|Total Year 1||£419.40||£411.98||£428.88||£522.00||£479.87||£581.80||£434.75||£479.88||£551.88|
|Total 18 month cost||£629.10||£654.38||£665.82||£783.00||£716.81||£860.20||£650.15||£755.82||£827.82|
|Total contract cost||£629.10||£411.98||£665.82||£522.00||£716.81||£860.20||£650.15||£755.82||£551.88|
|Av monthly cost||£34.95||£34.33||£36.99||£43.50||£39.82||£47.79||£36.12||£41.99||£45.99|
|Contract length||18 months||12 months||18 months||12 months||18 months||18 months||18 months||18 Months||12 months|
|Notes||£20/month basic call allowance||Weekends only basic call allowance||Don’t provide unlimited fibre plans||Discounted to EE mobile customers||Discount is 8/month for 6 months + £60 Sainsbury’s voucher|
Observations as follows:

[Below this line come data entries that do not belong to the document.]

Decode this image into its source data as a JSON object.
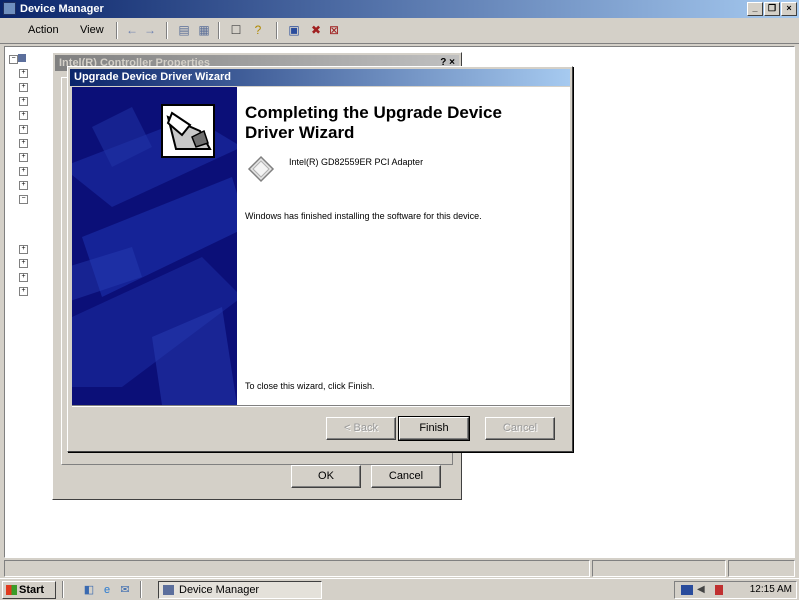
{
  "device_manager": {
    "title": "Device Manager",
    "menus": [
      "Action",
      "View"
    ],
    "toolbar_icons": [
      "back-icon",
      "forward-icon",
      "view-icon",
      "view-list-icon",
      "properties-icon",
      "help-icon",
      "scan-hardware-icon",
      "uninstall-icon",
      "disable-icon"
    ]
  },
  "properties_dialog": {
    "title": "Intel(R) Controller Properties",
    "caption_buttons": "? ×",
    "ok_label": "OK",
    "cancel_label": "Cancel"
  },
  "wizard": {
    "title": "Upgrade Device Driver Wizard",
    "heading": "Completing the Upgrade Device Driver Wizard",
    "device_name": "Intel(R) GD82559ER PCI Adapter",
    "finished_text": "Windows has finished installing the software for this device.",
    "close_text": "To close this wizard, click Finish.",
    "back_label": "< Back",
    "finish_label": "Finish",
    "cancel_label": "Cancel"
  },
  "taskbar": {
    "start_label": "Start",
    "task_label": "Device Manager",
    "clock": "12:15 AM"
  }
}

Most suppliers are now moving to 18 month minimum contracts. That sucks. Most suppliers also no longer give weekend and weekday evening inclusive call deals – they offer weekend calls, or anytime. EE is the most expensive on this comparison, but that’s because you only get a reasonable deal if you also have an EE mobile phone. Finally, on paper, loyalty to a supplier is not rewarded.

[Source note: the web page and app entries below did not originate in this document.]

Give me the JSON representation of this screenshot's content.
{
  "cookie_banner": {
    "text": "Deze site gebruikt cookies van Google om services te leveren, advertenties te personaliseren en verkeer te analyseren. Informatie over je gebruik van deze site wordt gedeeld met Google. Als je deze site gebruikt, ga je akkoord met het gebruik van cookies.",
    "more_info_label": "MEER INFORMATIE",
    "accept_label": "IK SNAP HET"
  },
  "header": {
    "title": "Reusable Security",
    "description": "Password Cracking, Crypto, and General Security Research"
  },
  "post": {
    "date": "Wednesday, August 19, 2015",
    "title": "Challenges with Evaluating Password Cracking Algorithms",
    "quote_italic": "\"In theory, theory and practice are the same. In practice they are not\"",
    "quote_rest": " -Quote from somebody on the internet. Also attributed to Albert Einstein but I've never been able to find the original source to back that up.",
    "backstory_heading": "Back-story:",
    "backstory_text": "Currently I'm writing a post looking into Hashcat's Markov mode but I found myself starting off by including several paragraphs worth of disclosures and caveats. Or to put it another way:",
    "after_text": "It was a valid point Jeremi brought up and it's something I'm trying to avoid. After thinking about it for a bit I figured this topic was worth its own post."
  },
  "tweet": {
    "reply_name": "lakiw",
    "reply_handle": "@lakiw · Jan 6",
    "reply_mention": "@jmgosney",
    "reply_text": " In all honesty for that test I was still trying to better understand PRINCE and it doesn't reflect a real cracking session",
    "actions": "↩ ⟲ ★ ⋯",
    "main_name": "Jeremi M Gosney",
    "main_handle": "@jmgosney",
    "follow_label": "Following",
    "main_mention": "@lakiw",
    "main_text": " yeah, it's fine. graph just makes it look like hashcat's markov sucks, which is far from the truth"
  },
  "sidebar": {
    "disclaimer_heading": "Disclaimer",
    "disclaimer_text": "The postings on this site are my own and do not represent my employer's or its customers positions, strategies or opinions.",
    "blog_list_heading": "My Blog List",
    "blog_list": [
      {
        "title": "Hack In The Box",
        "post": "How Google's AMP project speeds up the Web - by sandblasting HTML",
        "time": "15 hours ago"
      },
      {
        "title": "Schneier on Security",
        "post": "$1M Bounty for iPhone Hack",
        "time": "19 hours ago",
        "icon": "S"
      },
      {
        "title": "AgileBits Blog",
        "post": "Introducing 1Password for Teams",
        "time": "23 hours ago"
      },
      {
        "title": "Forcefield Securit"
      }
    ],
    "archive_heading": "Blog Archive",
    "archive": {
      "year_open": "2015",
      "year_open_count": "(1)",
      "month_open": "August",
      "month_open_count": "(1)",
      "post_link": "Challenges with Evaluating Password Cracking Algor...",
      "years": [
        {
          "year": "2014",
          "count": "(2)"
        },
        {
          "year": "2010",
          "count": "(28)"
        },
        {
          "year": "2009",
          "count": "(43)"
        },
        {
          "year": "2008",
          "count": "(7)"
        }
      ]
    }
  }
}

Given all of this I decided to give BT a call and see what they could do. After all, the difference between what they were asking for and the cheapest best deal available by shifting supplier was around £140. That call was the very definition of banging a head against a brick wall. Not only was the best that was on offer £7 a month more than we currently pay, but there was frequent talk about how BT were more expensive because they offered greater “value”.
Greater value like having “free” BT Sport. Which I don’t watch. Or having “free” internet security software, which I don’t need because I have a Chromebook. Or “free” wifi which I don’t need because whereever I go these days to work seems to have free “free” wifi. £140 is a lot to pay for things that are free.
Next up I thought I’d test to see if BT’s social networking channels are a bypass to “computer says no” intransigence. The answer these days, it appears, is no. After a Twitter conversation over the course of several days I eventually got a phone call from a chap who put me through to exactly the same sales centre that I spoke to before, to have the exact same meaningless conversation about value.
So a new telco, here we come.
It’s clear today that telephone companies base their pricing on consumer laziness. Retention of customers is not seen as a priority in comparison to luring new ones, because rates of churn obviously mean it’s not worth it.
As information becomes easier to obtain, and methods to switch suppliers easier and more reliable, it will be interesting to see for how long that remains the case. In the banking sector, TSB are already marketing themselves as offering the same rates to existing customers as to new. Ovo Energy is a new brand in the power supply world doing the same. Will we the same emerge at some point in telephones and broadband?